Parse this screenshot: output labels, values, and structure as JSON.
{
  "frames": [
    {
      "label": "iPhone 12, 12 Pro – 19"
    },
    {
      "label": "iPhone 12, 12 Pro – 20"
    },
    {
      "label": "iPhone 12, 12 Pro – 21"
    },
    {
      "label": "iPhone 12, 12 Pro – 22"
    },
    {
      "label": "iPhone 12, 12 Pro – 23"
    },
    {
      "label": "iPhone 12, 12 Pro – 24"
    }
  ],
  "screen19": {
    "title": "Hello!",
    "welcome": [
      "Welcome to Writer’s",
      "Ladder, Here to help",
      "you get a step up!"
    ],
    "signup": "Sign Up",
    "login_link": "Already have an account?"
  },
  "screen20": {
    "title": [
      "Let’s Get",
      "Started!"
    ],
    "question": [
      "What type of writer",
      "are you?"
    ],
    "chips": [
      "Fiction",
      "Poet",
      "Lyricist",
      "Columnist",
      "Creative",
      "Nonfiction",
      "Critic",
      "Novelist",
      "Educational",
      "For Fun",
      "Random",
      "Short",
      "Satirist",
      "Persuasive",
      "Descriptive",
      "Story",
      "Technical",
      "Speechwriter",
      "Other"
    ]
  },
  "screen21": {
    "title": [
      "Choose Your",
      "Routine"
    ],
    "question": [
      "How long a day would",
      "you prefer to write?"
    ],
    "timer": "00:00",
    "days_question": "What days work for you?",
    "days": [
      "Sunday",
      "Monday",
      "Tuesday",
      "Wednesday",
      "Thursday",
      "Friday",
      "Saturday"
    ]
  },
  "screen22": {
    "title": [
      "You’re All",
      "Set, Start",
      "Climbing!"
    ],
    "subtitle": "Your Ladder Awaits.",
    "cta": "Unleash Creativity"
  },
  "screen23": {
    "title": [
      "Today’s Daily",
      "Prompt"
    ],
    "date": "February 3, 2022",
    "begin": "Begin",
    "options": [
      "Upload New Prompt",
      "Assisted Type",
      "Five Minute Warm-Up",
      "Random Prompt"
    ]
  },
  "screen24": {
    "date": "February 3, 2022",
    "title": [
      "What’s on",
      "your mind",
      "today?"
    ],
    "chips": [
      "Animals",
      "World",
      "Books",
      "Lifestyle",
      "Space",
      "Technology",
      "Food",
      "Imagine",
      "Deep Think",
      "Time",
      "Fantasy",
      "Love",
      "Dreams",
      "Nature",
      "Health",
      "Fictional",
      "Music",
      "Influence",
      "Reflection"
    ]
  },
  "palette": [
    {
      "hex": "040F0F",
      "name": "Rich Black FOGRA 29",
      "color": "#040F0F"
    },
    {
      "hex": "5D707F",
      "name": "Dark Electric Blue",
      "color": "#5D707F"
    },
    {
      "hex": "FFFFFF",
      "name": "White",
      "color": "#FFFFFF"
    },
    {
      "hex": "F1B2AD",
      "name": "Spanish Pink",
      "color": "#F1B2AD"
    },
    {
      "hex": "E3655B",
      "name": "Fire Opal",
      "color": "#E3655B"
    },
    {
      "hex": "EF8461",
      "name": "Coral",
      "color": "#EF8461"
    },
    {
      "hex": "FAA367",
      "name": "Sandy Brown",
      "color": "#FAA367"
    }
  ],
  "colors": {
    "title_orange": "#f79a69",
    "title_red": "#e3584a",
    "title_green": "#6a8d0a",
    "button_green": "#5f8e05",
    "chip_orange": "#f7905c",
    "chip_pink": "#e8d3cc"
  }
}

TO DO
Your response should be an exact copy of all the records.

ANSWER TO THE PROBLEM
Parse this screenshot: output labels, values, and structure as JSON.
{
  "frames": [
    {
      "label": "iPhone 12, 12 Pro – 19"
    },
    {
      "label": "iPhone 12, 12 Pro – 20"
    },
    {
      "label": "iPhone 12, 12 Pro – 21"
    },
    {
      "label": "iPhone 12, 12 Pro – 22"
    },
    {
      "label": "iPhone 12, 12 Pro – 23"
    },
    {
      "label": "iPhone 12, 12 Pro – 24"
    }
  ],
  "screen19": {
    "title": "Hello!",
    "welcome": [
      "Welcome to Writer’s",
      "Ladder, Here to help",
      "you get a step up!"
    ],
    "signup": "Sign Up",
    "login_link": "Already have an account?"
  },
  "screen20": {
    "title": [
      "Let’s Get",
      "Started!"
    ],
    "question": [
      "What type of writer",
      "are you?"
    ],
    "chips": [
      "Fiction",
      "Poet",
      "Lyricist",
      "Columnist",
      "Creative",
      "Nonfiction",
      "Critic",
      "Novelist",
      "Educational",
      "For Fun",
      "Random",
      "Short",
      "Satirist",
      "Persuasive",
      "Descriptive",
      "Story",
      "Technical",
      "Speechwriter",
      "Other"
    ]
  },
  "screen21": {
    "title": [
      "Choose Your",
      "Routine"
    ],
    "question": [
      "How long a day would",
      "you prefer to write?"
    ],
    "timer": "00:00",
    "days_question": "What days work for you?",
    "days": [
      "Sunday",
      "Monday",
      "Tuesday",
      "Wednesday",
      "Thursday",
      "Friday",
      "Saturday"
    ]
  },
  "screen22": {
    "title": [
      "You’re All",
      "Set, Start",
      "Climbing!"
    ],
    "subtitle": "Your Ladder Awaits.",
    "cta": "Unleash Creativity"
  },
  "screen23": {
    "title": [
      "Today’s Daily",
      "Prompt"
    ],
    "date": "February 3, 2022",
    "begin": "Begin",
    "options": [
      "Upload New Prompt",
      "Assisted Type",
      "Five Minute Warm-Up",
      "Random Prompt"
    ]
  },
  "screen24": {
    "date": "February 3, 2022",
    "title": [
      "What’s on",
      "your mind",
      "today?"
    ],
    "chips": [
      "Animals",
      "World",
      "Books",
      "Lifestyle",
      "Space",
      "Technology",
      "Food",
      "Imagine",
      "Deep Think",
      "Time",
      "Fantasy",
      "Love",
      "Dreams",
      "Nature",
      "Health",
      "Fictional",
      "Music",
      "Influence",
      "Reflection"
    ]
  },
  "palette": [
    {
      "hex": "040F0F",
      "name": "Rich Black FOGRA 29",
      "color": "#040F0F"
    },
    {
      "hex": "5D707F",
      "name": "Dark Electric Blue",
      "color": "#5D707F"
    },
    {
      "hex": "FFFFFF",
      "name": "White",
      "color": "#FFFFFF"
    },
    {
      "hex": "F1B2AD",
      "name": "Spanish Pink",
      "color": "#F1B2AD"
    },
    {
      "hex": "E3655B",
      "name": "Fire Opal",
      "color": "#E3655B"
    },
    {
      "hex": "EF8461",
      "name": "Coral",
      "color": "#EF8461"
    },
    {
      "hex": "FAA367",
      "name": "Sandy Brown",
      "color": "#FAA367"
    }
  ],
  "colors": {
    "title_orange": "#f79a69",
    "title_red": "#e3584a",
    "title_green": "#6a8d0a",
    "button_green": "#5f8e05",
    "chip_orange": "#f7905c",
    "chip_pink": "#e8d3cc"
  }
}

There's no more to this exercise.